The debate Friday night between incumbent Governor Linda Lingle and former legislator Randy Iwase highlights the reality that neither candidate will do much to improve Hawaii public schools. According to the No Child Left Behind (NCLB) ratings, Hawaii was 47th in 2003, second worst in 2005, and has consistently been in the bottom five. According to SAT scores, Hawaii public schools were the worst in the nation in 2004.
Iwase stated the standard Democrat mantra that NCLB is an “unfunded federal mandate” and “lacks flexibility.” (Mazie Hirono and Neil Abercrombie are other examples of local Democrats who are “outraged” at the “unfunded inflexible federal mandate.”) Everyone should stop and consider what these two phrases really mean for citizens. The “unfunded federal mandate” excuse is a plea to throw more money at the problem; money that ultimately comes from the taxpayers; money that translates into citizens working longer hours to feed a voracious, inefficient, and incompetent governmental agency. The Hawaii Department of Education has shown us no reason to trust them with an increase to $15,000 per child when they cannot account for the approximately $11,000 now spent. The latest audit of Kailua High School illustrates how poor our schools are in simple bookkeeping: half a million dollars in unaccounted for inventory; hundreds of thousands of dollars in missing funds; and payments to relatives of the athletic director who commingles school funds with his own personal finances.
Just because NCLB is a federal mandate does not mean it has to come with funding. The US Constitution is a federal mandate. A government organization cannot use the excuse of not receiving funds to justify denying basic constitutional rights like equal protection of the laws and freedom of speech.
The charge of “lacks flexibility” often comes with the observation that Hawaii consists of Islands or Hawaii has more English-as-second-language speakers than other places. In some places in the United States, educators demand more flexibility because many schools are small and in rural places. Other places want flexibility because schools are urban with a heterogeneous population of many subgroups. To me, this sounds like any imaginable difference counts as an excuse to avoid accountability.
In the Friday debate, and elsewhere, Lingle gave a combination of some standard excuses commingled with innovative answers. One wonders, however, if she can bring about any real changes. Lingle talked at length about changing the testing. This is a subtle claim that Hawaii public schools have no real problems and are merely misdiagnosed by errant testing systems. Several independent facts contradict this. About 1/3 of the parents think that the public schools are so bad that they are willing to pay large sums for private schools or to home school their children themselves. This is the highest in the country. The 2004 SAT scores, which is a national standard test, showed that Hawaii was the worst state in the country.
Lingle’s campaign boastings about her accomplishments are the most telling. She claims credit for developments in charter schools, but Jim Shon, the statewide charter school director, was sacked on September 7 in a closed door meeting by the democratic dominated, DOE controlled school board.

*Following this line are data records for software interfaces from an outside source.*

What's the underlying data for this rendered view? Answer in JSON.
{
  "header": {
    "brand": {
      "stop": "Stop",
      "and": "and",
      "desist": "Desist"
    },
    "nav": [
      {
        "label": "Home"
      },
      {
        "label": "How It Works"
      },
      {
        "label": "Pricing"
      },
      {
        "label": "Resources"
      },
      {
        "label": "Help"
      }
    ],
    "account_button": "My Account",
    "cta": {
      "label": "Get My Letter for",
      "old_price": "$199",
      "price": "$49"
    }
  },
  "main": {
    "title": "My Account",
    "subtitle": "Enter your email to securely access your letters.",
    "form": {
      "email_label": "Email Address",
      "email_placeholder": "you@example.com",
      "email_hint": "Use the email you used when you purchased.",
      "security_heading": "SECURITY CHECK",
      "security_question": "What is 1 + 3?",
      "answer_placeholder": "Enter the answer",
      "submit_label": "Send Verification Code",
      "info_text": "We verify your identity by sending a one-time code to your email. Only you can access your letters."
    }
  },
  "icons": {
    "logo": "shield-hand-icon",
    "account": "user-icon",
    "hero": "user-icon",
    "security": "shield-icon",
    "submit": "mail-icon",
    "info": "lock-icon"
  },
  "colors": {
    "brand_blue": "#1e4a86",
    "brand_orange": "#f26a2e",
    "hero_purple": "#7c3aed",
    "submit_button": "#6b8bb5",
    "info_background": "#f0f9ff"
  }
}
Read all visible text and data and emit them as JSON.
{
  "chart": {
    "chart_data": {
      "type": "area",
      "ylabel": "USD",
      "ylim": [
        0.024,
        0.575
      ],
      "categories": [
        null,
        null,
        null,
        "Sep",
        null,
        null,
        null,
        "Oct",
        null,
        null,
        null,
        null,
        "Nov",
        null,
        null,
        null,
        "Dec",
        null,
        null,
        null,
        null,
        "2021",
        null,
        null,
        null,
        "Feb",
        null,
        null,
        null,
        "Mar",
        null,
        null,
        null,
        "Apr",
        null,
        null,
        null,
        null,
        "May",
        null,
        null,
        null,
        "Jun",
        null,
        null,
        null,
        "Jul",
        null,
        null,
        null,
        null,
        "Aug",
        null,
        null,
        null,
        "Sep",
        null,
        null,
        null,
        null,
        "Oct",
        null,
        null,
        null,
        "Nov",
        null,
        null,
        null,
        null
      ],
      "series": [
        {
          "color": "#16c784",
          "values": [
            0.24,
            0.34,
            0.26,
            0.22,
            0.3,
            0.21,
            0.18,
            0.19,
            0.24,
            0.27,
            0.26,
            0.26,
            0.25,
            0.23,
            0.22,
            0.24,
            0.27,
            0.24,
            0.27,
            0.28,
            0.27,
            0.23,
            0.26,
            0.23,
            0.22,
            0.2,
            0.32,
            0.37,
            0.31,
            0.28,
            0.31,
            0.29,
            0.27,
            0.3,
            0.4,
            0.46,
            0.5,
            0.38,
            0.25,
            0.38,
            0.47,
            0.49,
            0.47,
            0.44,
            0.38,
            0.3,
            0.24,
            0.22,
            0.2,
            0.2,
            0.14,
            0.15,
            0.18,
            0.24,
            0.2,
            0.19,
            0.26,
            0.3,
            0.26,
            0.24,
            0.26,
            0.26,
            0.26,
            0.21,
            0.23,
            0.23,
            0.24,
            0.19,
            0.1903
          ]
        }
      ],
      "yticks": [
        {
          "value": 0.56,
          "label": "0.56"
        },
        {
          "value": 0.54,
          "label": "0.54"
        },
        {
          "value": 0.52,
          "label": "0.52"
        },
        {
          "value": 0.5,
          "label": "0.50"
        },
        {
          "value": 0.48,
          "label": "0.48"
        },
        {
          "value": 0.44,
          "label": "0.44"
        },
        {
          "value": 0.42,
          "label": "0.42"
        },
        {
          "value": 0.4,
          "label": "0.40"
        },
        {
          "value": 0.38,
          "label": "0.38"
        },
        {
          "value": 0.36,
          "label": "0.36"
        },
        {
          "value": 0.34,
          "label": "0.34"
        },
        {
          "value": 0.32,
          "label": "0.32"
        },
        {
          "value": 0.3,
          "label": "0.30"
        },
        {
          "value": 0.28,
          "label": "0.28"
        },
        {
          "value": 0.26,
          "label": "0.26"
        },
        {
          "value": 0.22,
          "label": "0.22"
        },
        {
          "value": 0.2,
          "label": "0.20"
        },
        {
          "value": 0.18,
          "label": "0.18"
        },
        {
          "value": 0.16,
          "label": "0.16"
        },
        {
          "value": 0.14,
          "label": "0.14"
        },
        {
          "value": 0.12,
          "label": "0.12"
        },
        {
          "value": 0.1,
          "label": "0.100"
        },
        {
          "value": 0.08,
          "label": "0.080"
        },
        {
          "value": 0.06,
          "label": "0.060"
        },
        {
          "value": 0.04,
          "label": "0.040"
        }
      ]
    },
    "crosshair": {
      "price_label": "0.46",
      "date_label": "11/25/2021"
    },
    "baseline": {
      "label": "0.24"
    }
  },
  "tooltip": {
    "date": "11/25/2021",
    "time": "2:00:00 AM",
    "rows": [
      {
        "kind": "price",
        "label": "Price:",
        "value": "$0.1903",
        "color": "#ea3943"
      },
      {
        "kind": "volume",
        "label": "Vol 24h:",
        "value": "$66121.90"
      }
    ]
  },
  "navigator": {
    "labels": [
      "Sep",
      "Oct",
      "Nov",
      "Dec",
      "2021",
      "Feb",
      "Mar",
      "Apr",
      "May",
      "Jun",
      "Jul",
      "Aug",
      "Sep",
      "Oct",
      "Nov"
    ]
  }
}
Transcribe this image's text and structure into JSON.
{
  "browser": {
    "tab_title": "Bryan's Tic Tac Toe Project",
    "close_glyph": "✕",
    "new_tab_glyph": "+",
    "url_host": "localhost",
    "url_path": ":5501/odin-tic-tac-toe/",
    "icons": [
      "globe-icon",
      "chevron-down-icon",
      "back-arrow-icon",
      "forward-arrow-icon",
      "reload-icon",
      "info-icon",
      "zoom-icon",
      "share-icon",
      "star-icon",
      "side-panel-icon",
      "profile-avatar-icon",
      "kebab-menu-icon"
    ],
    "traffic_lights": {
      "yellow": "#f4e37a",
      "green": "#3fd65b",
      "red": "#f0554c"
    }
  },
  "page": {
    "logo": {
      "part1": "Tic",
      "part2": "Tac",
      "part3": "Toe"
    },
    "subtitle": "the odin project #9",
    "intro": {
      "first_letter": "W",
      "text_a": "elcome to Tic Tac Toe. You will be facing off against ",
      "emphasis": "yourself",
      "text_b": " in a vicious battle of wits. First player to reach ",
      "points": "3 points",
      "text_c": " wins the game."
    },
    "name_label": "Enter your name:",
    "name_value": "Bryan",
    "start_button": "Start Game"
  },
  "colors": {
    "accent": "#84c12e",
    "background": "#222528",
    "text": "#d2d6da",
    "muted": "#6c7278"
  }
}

Lingle cannot develop charter schools efficiently when her appointees are fired on a whim by democratic controlled legislative bodies. She will further not be able to achieve her other innovative plan of 90% of the funds going to the classroom. The democratic controlled teachers’ union in collaboration with the democratic dominated state legislature will shut her down.
Most confusing are Lingle’s statements about designating 112 million dollars to Hawaii schools. Lingle has stated numerous times that the problems at the DOE cannot be solved by throwing money at the problem, then she uses her $6 million campaign war chest to run TV and print ads boasting about how she threw money at the problem.
The best way to achieve Lingle’s educational goals of accountability, viable options like charter schools, and getting our moneys worth cannot be found in Lingle. If more republican legislators were elected, there might be fewer politicians bought out by the teachers’ union and therefore politicians who are free to do what is best for Hawaii. If Bob Hogue or Noah Hough were elected to Congress, they could get around the whole democratic blockade by simply making sure NCLB threats are carried out, “fix it or we will shut you down.” The democratic and union monopolies would be far more willing to change if they were about to lose their cash cow. (On this issue, Cynthia Thielen is a disappointment because she totally missed the argument that Senator Dan Akaka, the great educator, has failed to do anything for education.)
The best solution to education, therefore, lies in Iwase’s criticism of Lingle selling her soul for her $6 million campaign chest. If Hawaii wants real changes, we should not donate to Lingle, the Hawaii Republican Party (which is Lingle’s alter ego), or Lingle’s stalking horse candidate Cynthia Thielen. Republicans, Independents, and change minded Democrats should donate and support other Republican state and national candidates. Lingle has a few good ideas, but these can only manifest if Lingle does not suck up all the campaign money so other candidates can have a voice and get into office.
Mark Beatty MA, THM, PHD, MBA, JD practices law in Kaneohe Hawaii (www.tbadk.com). He was formerly a Republican candidate for the US Senate in Hawaii (www.electmarkbeatty.com) For Mark’s other articles see www.bestideashawaii.com.